Although these images suggest no unnerving voyeurism, they raise questions about sexuality and the unusual privileges enjoyed by Yamamoto’s camera in the absence of privacy, especially as he photographs younger (including pubescent) siblings as they bathe, use the toilet, and change their clothes. Among the questions these images raise is how the exploration of sexuality is interrupted or deferred due to the lack of privacy, and whether living in a privacy-deprived home has an adverse impact on experiences of puberty. Meanwhile, as a young woman, does Yamamoto’s sister consent to being photographed or is she passively accepting the regularity of her older brother’s intrusions? And who affixed the caption to the photograph of Yamamoto’s bathing sister? Is it a teasing description or a genuine bodily anxiety expressed by his sister? As these questions go unanswered, Yamamoto seems to take advantage of a domestic world without privacy, barging in on family who might be trying to retain what fragile forms of it can be salvaged in a one-bedroom apartment.
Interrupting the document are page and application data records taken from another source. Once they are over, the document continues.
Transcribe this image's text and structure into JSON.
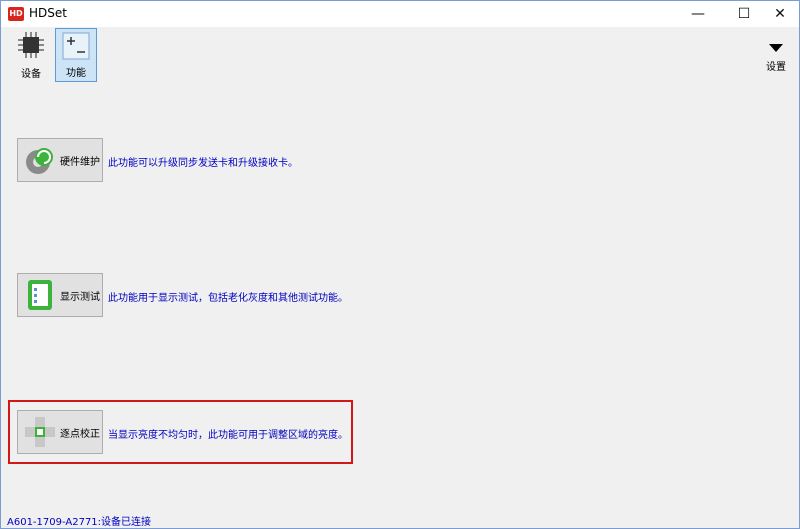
{
  "window": {
    "title": "HDSet",
    "icon_text": "HD"
  },
  "controls": {
    "minimize": "—",
    "maximize": "☐",
    "close": "✕"
  },
  "toolbar": {
    "device_label": "设备",
    "function_label": "功能"
  },
  "settings": {
    "label": "设置",
    "icon": "triangle-down-icon"
  },
  "features": [
    {
      "label": "硬件维护",
      "description": "此功能可以升级同步发送卡和升级接收卡。",
      "icon": "gear-refresh-icon"
    },
    {
      "label": "显示测试",
      "description": "此功能用于显示测试，包括老化灰度和其他测试功能。",
      "icon": "display-test-icon"
    },
    {
      "label": "逐点校正",
      "description": "当显示亮度不均匀时，此功能可用于调整区域的亮度。",
      "icon": "point-correction-icon"
    }
  ],
  "status": {
    "text": "A601-1709-A2771:设备已连接"
  },
  "colors": {
    "accent": "#0000c0",
    "highlight": "#d01818",
    "selected_bg": "#cde4f7"
  }
}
Viewers who might balk at Yamamoto’s seemingly invasive lens should consider that these images demonstrate, in part, a fidelity to realism, to convey the blunt realities of family life that privacy largely obscures. In a recent interview, Yamamoto elaborates: “Sometimes I may capture the most intimate moments or what I am attracted to, but if you ask me what my goal is, I would say I want to capture the ‘ecology’ of my family, how the members are related with each other, how they interact with each other, and how they live together in the environment. By doing so, I could rediscover the way my family is and understand them better.” In this way, Yamamoto is pulled directly into orbits of intimacy with each family member that an absence of privacy affords.
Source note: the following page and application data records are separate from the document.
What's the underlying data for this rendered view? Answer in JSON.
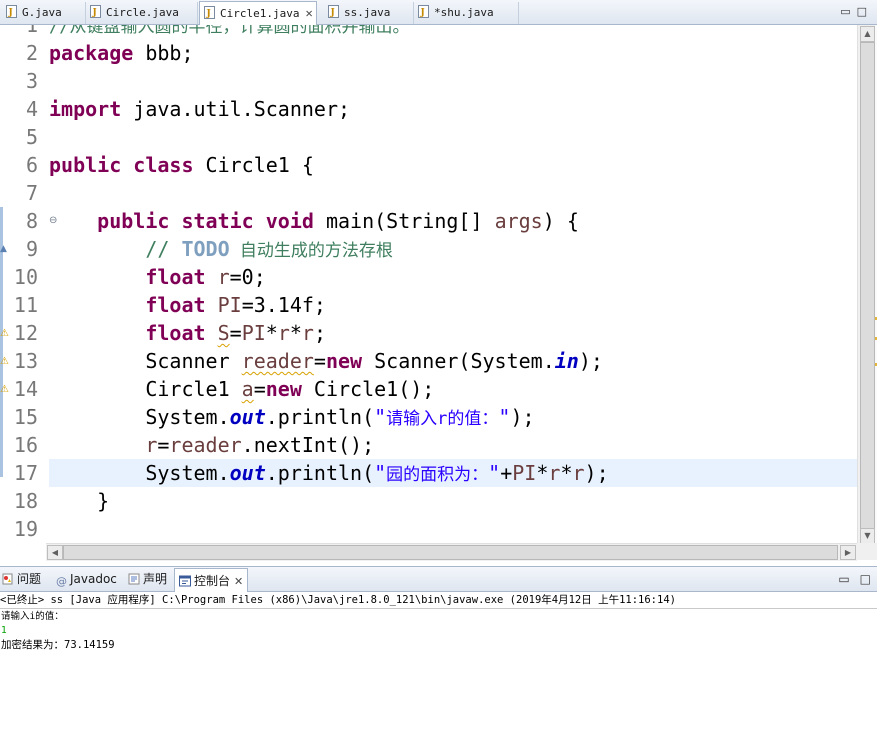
{
  "editor_tabs": [
    {
      "label": "G.java",
      "active": false
    },
    {
      "label": "Circle.java",
      "active": false
    },
    {
      "label": "Circle1.java",
      "active": true
    },
    {
      "label": "ss.java",
      "active": false
    },
    {
      "label": "*shu.java",
      "active": false
    }
  ],
  "code_lines": [
    {
      "n": "1",
      "text": "//从键盘输入圆的半径，计算圆的面积并输出。"
    },
    {
      "n": "2",
      "text": "package bbb;"
    },
    {
      "n": "3",
      "text": ""
    },
    {
      "n": "4",
      "text": "import java.util.Scanner;"
    },
    {
      "n": "5",
      "text": ""
    },
    {
      "n": "6",
      "text": "public class Circle1 {"
    },
    {
      "n": "7",
      "text": ""
    },
    {
      "n": "8",
      "text": "    public static void main(String[] args) {"
    },
    {
      "n": "9",
      "text": "        // TODO 自动生成的方法存根"
    },
    {
      "n": "10",
      "text": "        float r=0;"
    },
    {
      "n": "11",
      "text": "        float PI=3.14f;"
    },
    {
      "n": "12",
      "text": "        float S=PI*r*r;"
    },
    {
      "n": "13",
      "text": "        Scanner reader=new Scanner(System.in);"
    },
    {
      "n": "14",
      "text": "        Circle1 a=new Circle1();"
    },
    {
      "n": "15",
      "text": "        System.out.println(\"请输入r的值：\");"
    },
    {
      "n": "16",
      "text": "        r=reader.nextInt();"
    },
    {
      "n": "17",
      "text": "        System.out.println(\"园的面积为：\"+PI*r*r);"
    },
    {
      "n": "18",
      "text": "    }"
    },
    {
      "n": "19",
      "text": ""
    }
  ],
  "view_tabs": [
    {
      "label": "问题",
      "icon": "problems-icon",
      "active": false
    },
    {
      "label": "Javadoc",
      "icon": "javadoc-icon",
      "active": false
    },
    {
      "label": "声明",
      "icon": "declaration-icon",
      "active": false
    },
    {
      "label": "控制台",
      "icon": "console-icon",
      "active": true
    }
  ],
  "console": {
    "header": "<已终止> ss [Java 应用程序] C:\\Program Files (x86)\\Java\\jre1.8.0_121\\bin\\javaw.exe (2019年4月12日 上午11:16:14)",
    "lines": [
      {
        "text": "请输入i的值：",
        "kind": "output"
      },
      {
        "text": "1",
        "kind": "input"
      },
      {
        "text": "加密结果为：73.14159",
        "kind": "output"
      }
    ]
  },
  "colors": {
    "keyword": "#7f0055",
    "comment": "#3f7f5f",
    "string": "#2a00ff",
    "field": "#0000c0",
    "current_line": "#e8f2fe",
    "console_input": "#00a000"
  }
}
Yamamoto records his domestic world with candid spontaneity and a distaste for affectation, producing a collection without sentimentalized and saintly depictions of family life. For all of the collection’s poignant unconventionalities, though, there is a slight hagiographical quality. His photographs almost always capture his family in moments of laugher, unity, and blithe goofiness — and although it was mentioned earlier that one of Yamamoto’s artistic strengths is his ability to undermine viewer expectations (that is, not depicting family misery), it seems reasonable that a full photographic study of so-called family ecology would embrace the occasions of weariness and disappointment brought on by economic hardship. But even if Guts is at times unbalanced emotionally, it is an uplifting photographic narrative of a family whose love and sense of humor transcend poverty.
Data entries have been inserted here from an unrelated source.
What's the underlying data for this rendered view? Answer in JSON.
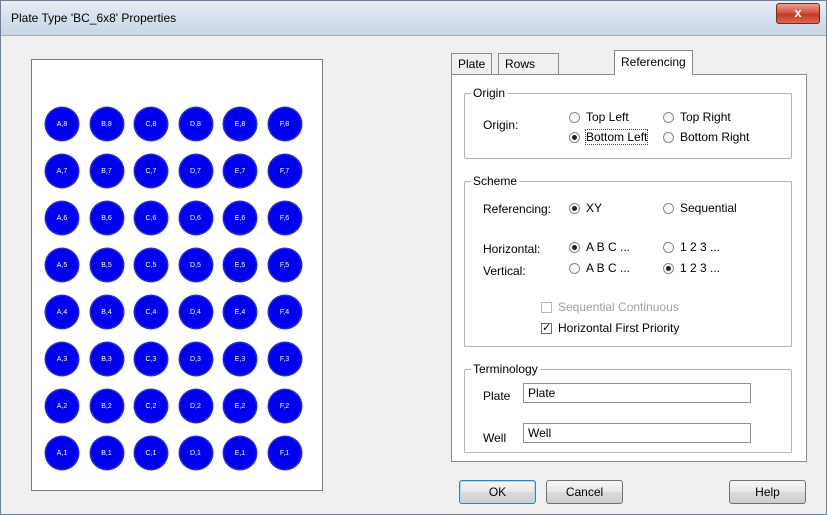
{
  "window": {
    "title": "Plate Type 'BC_6x8' Properties",
    "close_label": "x"
  },
  "plate": {
    "columns": [
      "A",
      "B",
      "C",
      "D",
      "E",
      "F"
    ],
    "rows": [
      "8",
      "7",
      "6",
      "5",
      "4",
      "3",
      "2",
      "1"
    ],
    "well_color": "#0000ee"
  },
  "tabs": [
    {
      "label": "Plate",
      "active": false
    },
    {
      "label": "Rows and Columns",
      "active": false
    },
    {
      "label": "Referencing",
      "active": true
    }
  ],
  "origin": {
    "group_label": "Origin",
    "field_label": "Origin:",
    "options": [
      {
        "label": "Top Left",
        "checked": false
      },
      {
        "label": "Top Right",
        "checked": false
      },
      {
        "label": "Bottom Left",
        "checked": true
      },
      {
        "label": "Bottom Right",
        "checked": false
      }
    ]
  },
  "scheme": {
    "group_label": "Scheme",
    "referencing_label": "Referencing:",
    "referencing_options": [
      {
        "label": "XY",
        "checked": true
      },
      {
        "label": "Sequential",
        "checked": false
      }
    ],
    "horizontal_label": "Horizontal:",
    "horizontal_options": [
      {
        "label": "A B C ...",
        "checked": true
      },
      {
        "label": "1 2 3 ...",
        "checked": false
      }
    ],
    "vertical_label": "Vertical:",
    "vertical_options": [
      {
        "label": "A B C ...",
        "checked": false
      },
      {
        "label": "1 2 3 ...",
        "checked": true
      }
    ],
    "sequential_continuous": {
      "label": "Sequential Continuous",
      "checked": false,
      "enabled": false
    },
    "horizontal_first_priority": {
      "label": "Horizontal First Priority",
      "checked": true,
      "enabled": true
    }
  },
  "terminology": {
    "group_label": "Terminology",
    "plate_label": "Plate",
    "plate_value": "Plate",
    "well_label": "Well",
    "well_value": "Well"
  },
  "buttons": {
    "ok": "OK",
    "cancel": "Cancel",
    "help": "Help"
  }
}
Sebastian C. Galbo is a co-editor for the New York University School of Medicine's Literature, Arts, and Medicine Database (LitMed). His reviews and articles have appeared in The Journal of Commonwealth Literature, Lit Med Magazine, and Transnational Literature, and are forthcoming in Callaloo and SX Salon | Small Axe Project.
- Calhoun, John B. “Death Squared: The Explosive Growth and Demise of a Mouse Population,” in Proceedings of the Royal Society of Medicine 66.1 Pt. 2 (1973): 80–88. Print.
- Edwards, Elizabeth. Photographs Objects Histories: On the Materiality of Images. New York: Routledge, 2004. Print.
- Sng, Oliver, et al. “Does Living in Crowded Places Drive People Crazy?” in Scientific American Blog Network, 14 February 2017, blogs.scientificamerican.com/guest-blog/does-living-in-crowded-places-drive-people-crazy/.editmore horizontal
- Yamamoto, Masaki. “Capturing the Ecology: An Interview with Masaki Yamamoto.” Interviewed by Julian Lucas and Kathleen Graulty, in Mirrored Society, 12 August 2018. https://mirroredsociety.com/interview/guts-masaki-yamamoto